Luckily, there was an alternative. The plan was simple – get out onto the dam where we could access deeper water – well over 100 feet.
The dam wall that would be our home for about six hours.
We would then cast night crawler baits on on sliding sinker rigs and wait. This was interesting for about five minutes, until the adrenaline wore off and I realized how darn cold it was. The brief show of sunshine had disappeared, and the bitter wind was driving down a moderate snowstorm.
What kind of idiots go out in this weather? See above.
About two hours into this adventure, just as the last of the feeling left my toes, my fishing rod gave a slight but definite twitch. Then, just as I reached for it, nothing happened. I reeled the rig back up, and the worm had clearly been chewed. There was hope. I rebaited and recast, and then set to pacing up and down the dam in a vain effort to stay warm. The temperature had dropped below 20, and I recognized that another hour outside and I could be sterile.
The snow cleared up a bit before dark, and if I had been in the car, I would have noticed how beautiful the trees were.
It must be expensive to flock this many trees.
The lake during a brief break in the snow. Just above the lake on the left you can see a red train going along the shoreline – this is a well-known service that brings in tourists year-round.

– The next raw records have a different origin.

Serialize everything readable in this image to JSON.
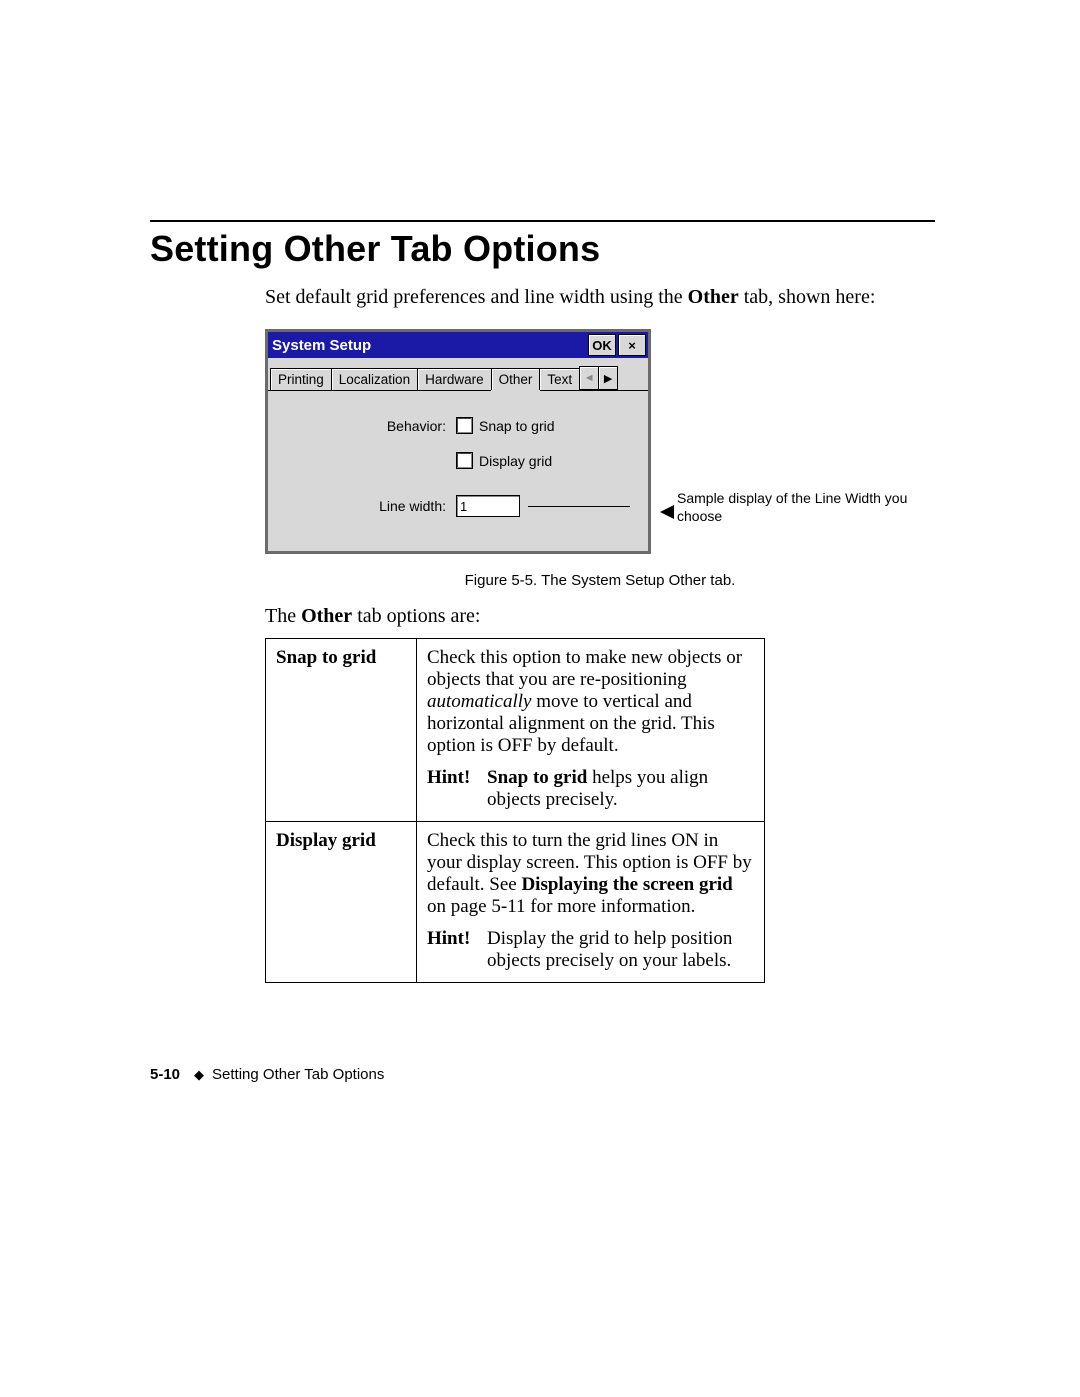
{
  "title": "Setting Other Tab Options",
  "intro_before_bold": "Set default grid preferences and line width using the ",
  "intro_bold": "Other",
  "intro_after_bold": " tab, shown here:",
  "window": {
    "title": "System Setup",
    "ok_label": "OK",
    "close_label": "×",
    "tabs": {
      "printing": "Printing",
      "localization": "Localization",
      "hardware": "Hardware",
      "other": "Other",
      "text": "Text",
      "nav_left": "◄",
      "nav_right": "▶"
    },
    "behavior_label": "Behavior:",
    "snap_to_grid_label": "Snap to grid",
    "display_grid_label": "Display grid",
    "line_width_label": "Line width:",
    "line_width_value": "1"
  },
  "callout": "Sample display of the Line Width you choose",
  "figure_caption": "Figure 5-5. The System Setup Other tab.",
  "lead_before_bold": "The ",
  "lead_bold": "Other",
  "lead_after_bold": " tab options are:",
  "options": {
    "snap": {
      "key": "Snap to grid",
      "desc_before_italic": "Check this option to make new objects or objects that you are re-positioning ",
      "desc_italic": "automatically",
      "desc_after_italic": " move to vertical and horizontal alignment on the grid. This option is OFF by default.",
      "hint_label": "Hint!",
      "hint_bold": "Snap to grid",
      "hint_after_bold": " helps you align objects precisely."
    },
    "display": {
      "key": "Display grid",
      "desc_before_bold": "Check this to turn the grid lines ON in your display screen. This option is OFF by default. See ",
      "desc_bold": "Displaying the screen grid",
      "desc_after_bold": " on page 5-11 for more information.",
      "hint_label": "Hint!",
      "hint_text": "Display the grid to help position objects precisely on your labels."
    }
  },
  "footer": {
    "page_number": "5-10",
    "diamond": "◆",
    "section": "Setting Other Tab Options"
  }
}
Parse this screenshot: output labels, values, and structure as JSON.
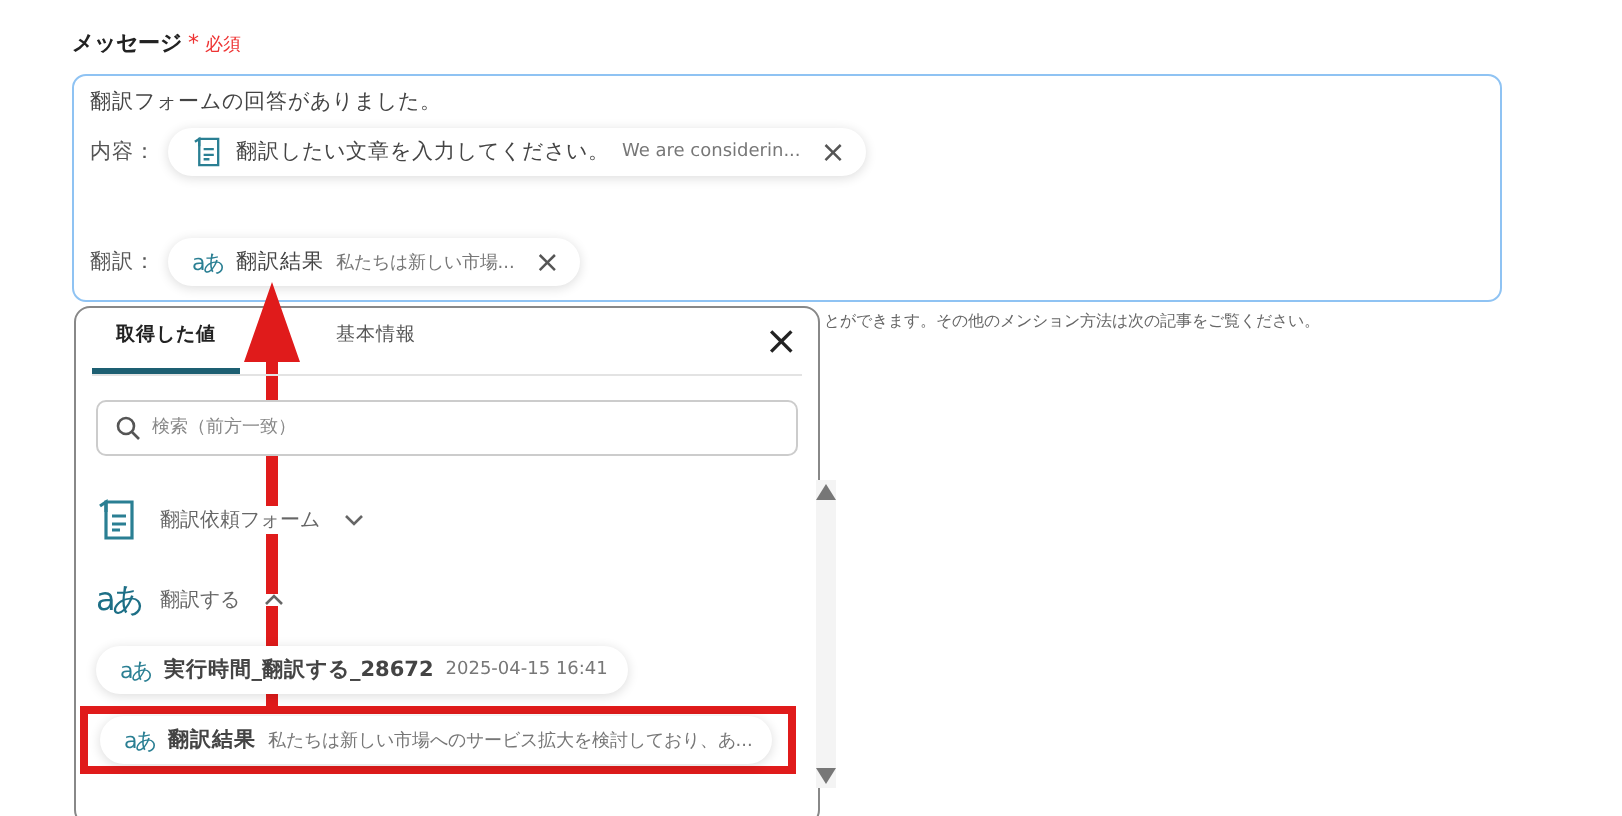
{
  "field": {
    "label": "メッセージ",
    "required_mark": "*",
    "required_text": "必須",
    "lines": [
      {
        "kind": "text",
        "text": "翻訳フォームの回答がありました。"
      },
      {
        "kind": "chip_line",
        "prefix": "内容：",
        "chip": {
          "kind": "form",
          "label": "翻訳したい文章を入力してください。",
          "value": "We are considerin...",
          "close": "×"
        }
      },
      {
        "kind": "blank"
      },
      {
        "kind": "chip_line",
        "prefix": "翻訳：",
        "chip": {
          "kind": "translate",
          "glyph": "aあ",
          "label": "翻訳結果",
          "value": "私たちは新しい市場...",
          "close": "×"
        }
      }
    ],
    "hint": "とができます。その他のメンション方法は次の記事をご覧ください。"
  },
  "picker": {
    "close": "×",
    "tabs": [
      {
        "label": "取得した値",
        "selected": true
      },
      {
        "label": "基本情報",
        "selected": false
      }
    ],
    "search": {
      "placeholder": "検索（前方一致）"
    },
    "groups": [
      {
        "kind": "form",
        "label": "翻訳依頼フォーム",
        "expanded": false
      },
      {
        "kind": "translate",
        "glyph": "aあ",
        "label": "翻訳する",
        "expanded": true,
        "children": [
          {
            "glyph": "aあ",
            "label": "実行時間_翻訳する_28672",
            "value": "2025-04-15 16:41",
            "highlighted": false
          },
          {
            "glyph": "aあ",
            "label": "翻訳結果",
            "value": "私たちは新しい市場へのサービス拡大を検討しており、あ...",
            "highlighted": true
          }
        ]
      }
    ]
  }
}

I kept trying different tactics, even drifting a micro-rig on the dam face. This got me a very small perch, which I took as a good sign – there were fish here.

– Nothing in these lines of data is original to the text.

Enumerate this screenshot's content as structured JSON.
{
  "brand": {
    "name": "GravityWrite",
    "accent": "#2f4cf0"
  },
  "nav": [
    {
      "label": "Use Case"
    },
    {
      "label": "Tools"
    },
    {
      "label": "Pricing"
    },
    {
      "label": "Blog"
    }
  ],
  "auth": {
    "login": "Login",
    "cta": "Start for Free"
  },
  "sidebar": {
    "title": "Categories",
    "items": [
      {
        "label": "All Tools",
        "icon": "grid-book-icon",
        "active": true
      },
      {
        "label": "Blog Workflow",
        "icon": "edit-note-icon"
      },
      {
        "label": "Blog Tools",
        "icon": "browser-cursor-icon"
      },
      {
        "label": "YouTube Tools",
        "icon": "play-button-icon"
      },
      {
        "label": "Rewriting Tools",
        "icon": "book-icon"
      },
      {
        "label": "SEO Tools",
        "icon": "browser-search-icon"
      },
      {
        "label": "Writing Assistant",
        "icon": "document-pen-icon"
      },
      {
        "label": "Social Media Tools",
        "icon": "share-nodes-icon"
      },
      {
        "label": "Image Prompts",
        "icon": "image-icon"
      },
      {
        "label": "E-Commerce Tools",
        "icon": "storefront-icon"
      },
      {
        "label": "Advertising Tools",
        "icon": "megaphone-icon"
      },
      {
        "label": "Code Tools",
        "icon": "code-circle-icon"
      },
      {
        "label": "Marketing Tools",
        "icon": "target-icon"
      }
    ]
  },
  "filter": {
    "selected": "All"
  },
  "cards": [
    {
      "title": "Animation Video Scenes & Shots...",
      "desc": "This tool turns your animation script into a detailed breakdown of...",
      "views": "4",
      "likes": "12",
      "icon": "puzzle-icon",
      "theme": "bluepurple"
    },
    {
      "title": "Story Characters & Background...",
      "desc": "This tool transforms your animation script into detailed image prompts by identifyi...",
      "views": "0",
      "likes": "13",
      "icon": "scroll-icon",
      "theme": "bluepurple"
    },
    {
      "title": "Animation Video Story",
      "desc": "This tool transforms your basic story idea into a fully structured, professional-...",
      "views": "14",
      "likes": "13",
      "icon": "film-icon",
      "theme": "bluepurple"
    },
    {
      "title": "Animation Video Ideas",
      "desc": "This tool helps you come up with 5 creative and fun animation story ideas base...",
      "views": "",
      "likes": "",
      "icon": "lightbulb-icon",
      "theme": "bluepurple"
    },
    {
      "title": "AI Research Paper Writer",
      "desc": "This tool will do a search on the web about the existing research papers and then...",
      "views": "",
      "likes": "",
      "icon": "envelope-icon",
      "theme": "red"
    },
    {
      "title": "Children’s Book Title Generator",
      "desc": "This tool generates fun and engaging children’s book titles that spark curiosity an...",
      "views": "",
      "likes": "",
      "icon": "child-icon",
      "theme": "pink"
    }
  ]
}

Not my largest perch.
It had passed 5pm and the already thin light was draining from the sky. I stared at my rod tip, trying to will the fish to bite, but it just sat there, gathering ice. Thirty minutes later, I turned to drink a Red Bull that had turned into sort of a caffeine slurpee, and out of the corner of my eye, I saw the rod snap down about four inches. I dropped the drink and picked up the rod. For a long moment, nothing, but then … another thump. And another. Breathlessly, I reeled the slack out of the line and set the hook hard. I felt weight on the end of the line, then a few lethargic tugs – a sure sign of a burbot. Before Molnar could even consider going down to the water’s edge, I reeled the fish up the dam face and onto the snow. I had added a species.
The beast. Take that, Bob Reine!

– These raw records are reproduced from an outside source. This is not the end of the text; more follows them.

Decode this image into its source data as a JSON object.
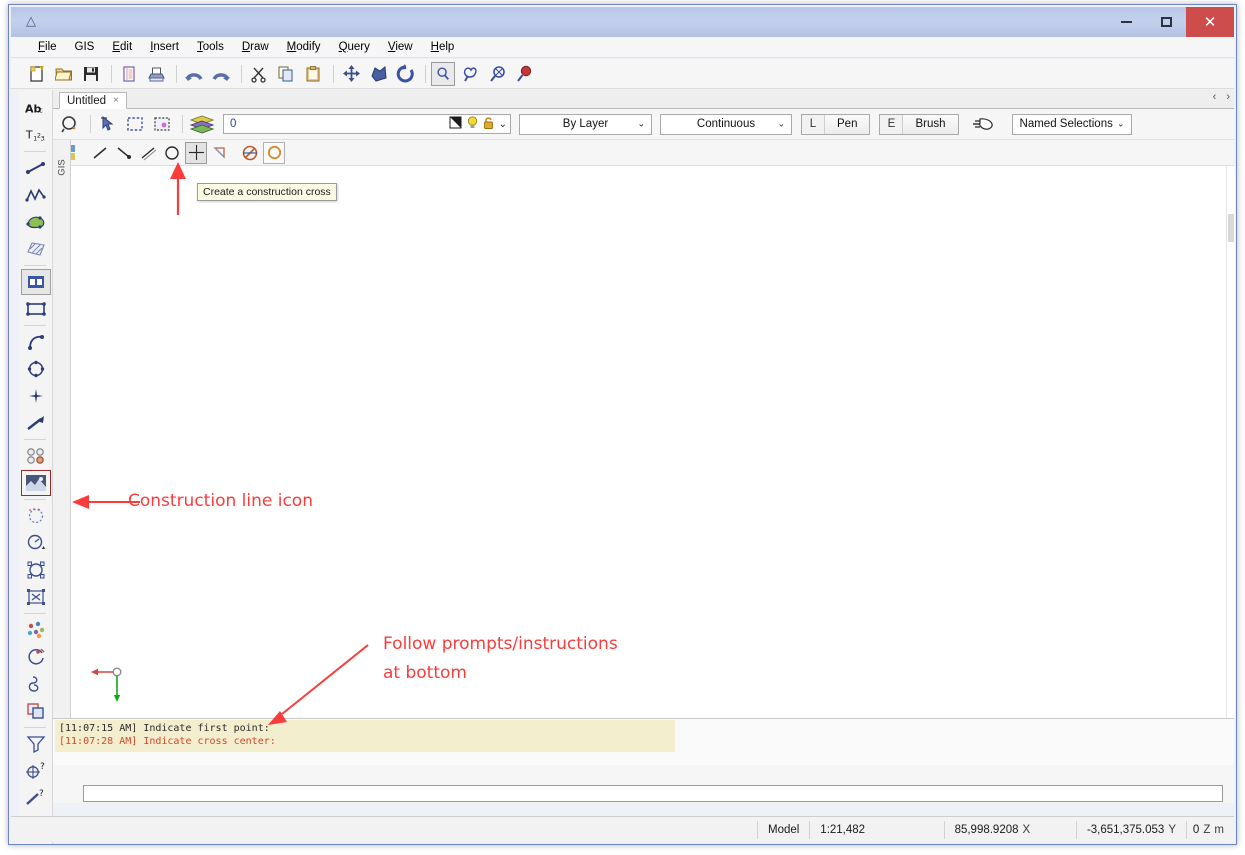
{
  "window": {
    "title": "",
    "logo_glyph": "△",
    "controls": {
      "minimize": "minimize-button",
      "maximize": "maximize-button",
      "close": "✕"
    }
  },
  "menubar": {
    "items": [
      {
        "label": "File",
        "accel": "F"
      },
      {
        "label": "GIS",
        "accel": ""
      },
      {
        "label": "Edit",
        "accel": "E"
      },
      {
        "label": "Insert",
        "accel": "I"
      },
      {
        "label": "Tools",
        "accel": "T"
      },
      {
        "label": "Draw",
        "accel": "D"
      },
      {
        "label": "Modify",
        "accel": "M"
      },
      {
        "label": "Query",
        "accel": "Q"
      },
      {
        "label": "View",
        "accel": "V"
      },
      {
        "label": "Help",
        "accel": "H"
      }
    ]
  },
  "main_toolbar": {
    "icons": [
      "new-document-icon",
      "open-folder-icon",
      "save-disk-icon",
      "print-preview-icon",
      "print-icon",
      "undo-arc-icon",
      "redo-arc-icon",
      "cut-scissors-icon",
      "copy-icon",
      "paste-clipboard-icon",
      "pan-move-icon",
      "zoom-extents-icon",
      "refresh-rotate-icon",
      "zoom-window-icon",
      "zoom-selection-icon",
      "zoom-all-icon",
      "zoom-previous-icon"
    ]
  },
  "left_toolbar": {
    "icons": [
      "text-abc-icon",
      "text-subscript-icon",
      "line-segment-icon",
      "polyline-icon",
      "polygon-fill-icon",
      "hatch-pattern-icon",
      "block-insert-icon",
      "rectangle-icon",
      "arc-icon",
      "circle-polygon-icon",
      "point-icon",
      "arrow-leader-icon",
      "symbol-group-icon",
      "raster-image-icon",
      "select-dashed-icon",
      "measure-clock-icon",
      "node-edit-icon",
      "grip-edit-icon",
      "multi-point-icon",
      "trim-edit-icon",
      "offset-curve-icon",
      "overlap-shapes-icon",
      "filter-funnel-icon",
      "query-target-icon",
      "query-line-icon",
      "query-point-icon"
    ]
  },
  "tabstrip": {
    "tabs": [
      {
        "label": "Untitled",
        "close_glyph": "×",
        "active": true
      }
    ],
    "nav_prev": "‹",
    "nav_next": "›"
  },
  "property_toolbar": {
    "icons_left": [
      "layer-state-icon",
      "select-cursor-icon",
      "select-window-icon",
      "select-filter-icon",
      "layers-stack-icon"
    ],
    "layer_field": {
      "value": "0",
      "name": "current-layer-field"
    },
    "layer_badges": [
      "layer-print-icon",
      "layer-visible-bulb-icon",
      "layer-unlock-icon"
    ],
    "layer_dropdown_glyph": "⌄",
    "color_combo": {
      "value": "By Layer",
      "caret": "⌄"
    },
    "linetype_combo": {
      "value": "Continuous",
      "caret": "⌄"
    },
    "pen_button": {
      "key": "L",
      "label": "Pen"
    },
    "brush_button": {
      "key": "E",
      "label": "Brush"
    },
    "pointer_icon": "hand-pointer-icon",
    "named_selections": {
      "value": "Named Selections",
      "caret": "⌄"
    }
  },
  "construction_toolbar": {
    "palette_icon": "color-palette-icon",
    "tools": [
      {
        "name": "construction-line-icon",
        "state": "normal"
      },
      {
        "name": "construction-ray-icon",
        "state": "normal"
      },
      {
        "name": "construction-parallel-icon",
        "state": "normal"
      },
      {
        "name": "construction-circle-icon",
        "state": "normal"
      },
      {
        "name": "construction-cross-icon",
        "state": "selected"
      },
      {
        "name": "construction-point-icon",
        "state": "normal"
      },
      {
        "name": "delete-construction-icon",
        "state": "normal"
      },
      {
        "name": "construction-ring-icon",
        "state": "framed"
      }
    ]
  },
  "gis_dock": {
    "label": "GIS"
  },
  "canvas": {
    "origin_marker": {
      "x_axis_color": "#d94040",
      "y_axis_color": "#14a814",
      "name": "origin-axis-marker"
    }
  },
  "tooltip": {
    "text": "Create a construction cross"
  },
  "annotations": {
    "color": "#fa3c3c",
    "items": [
      {
        "name": "annotation-construction-line",
        "text": "Construction line icon"
      },
      {
        "name": "annotation-follow-prompts-1",
        "text": "Follow prompts/instructions"
      },
      {
        "name": "annotation-follow-prompts-2",
        "text": "at bottom"
      }
    ]
  },
  "command_log": {
    "lines": [
      {
        "time": "[11:07:15 AM]",
        "text": "Indicate first point:",
        "style": "dark"
      },
      {
        "time": "[11:07:28 AM]",
        "text": "Indicate cross center:",
        "style": "red"
      }
    ]
  },
  "command_input": {
    "value": "",
    "placeholder": ""
  },
  "statusbar": {
    "space": "Model",
    "scale": "1:21,482",
    "x_value": "85,998.9208",
    "x_label": "X",
    "y_value": "-3,651,375.053",
    "y_label": "Y",
    "z_value": "0",
    "z_label": "Z",
    "units": "m"
  }
}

A closeup of the beast. Take that also, Bob Reine!
Molnar and Wozniak celebrate the beast. As it turns out, they have teeth. I only found this out after the feeling returned to my fingers. And where the heck did Molnar get that hat? Seriously. it looks like a plant holder.
We whooped and yelled our triumph, which echoed across the lake and disappeared into the increasing snowfall. I was happy with the species, to be sure, but almost equally happy with the idea that I would not have to repeat this particular trip.
After the fish was safely released, we set up again, hoping to get a Quappe for Stefan. The increasing cold and wind quickly dampened our enthusiasm. It was now fully dark, and as much as I wanted to see Molnar catch something, he was not as obsessed with the burbot as I was and he fully supported the idea of going someplace indoors with food and drink. We called it a day and returned to the Hotel Schiff.
The Hotel Schiff – great restaurant and good central heating.
We celebrated into the evening with assorted fried German foods and assorted German beers, and recalled how both this and the Huchen has been very close calls. Another snowy miracle? Perhaps, but the fish was on the books, all of my fingers and most of my toes had thawed, and life was good.
On the drive back to Walldorf the next day, I thought of my grandfather, and pondered what he would think of all this. For many years, there was a collective generational grudge – I know my grandmother was none too fond of Germany – but this has faded as the generation who fought pass into history and leave us only their stories. I also know that the man who killed my grandfather outlived him by less than a minute, and it is likely he too had a family who still feels a loss. At some stage, Stefan and I going fishing together stopped being ironic and started being just how things should be, and I have to think that is what my grandfather hoped would happen in the world.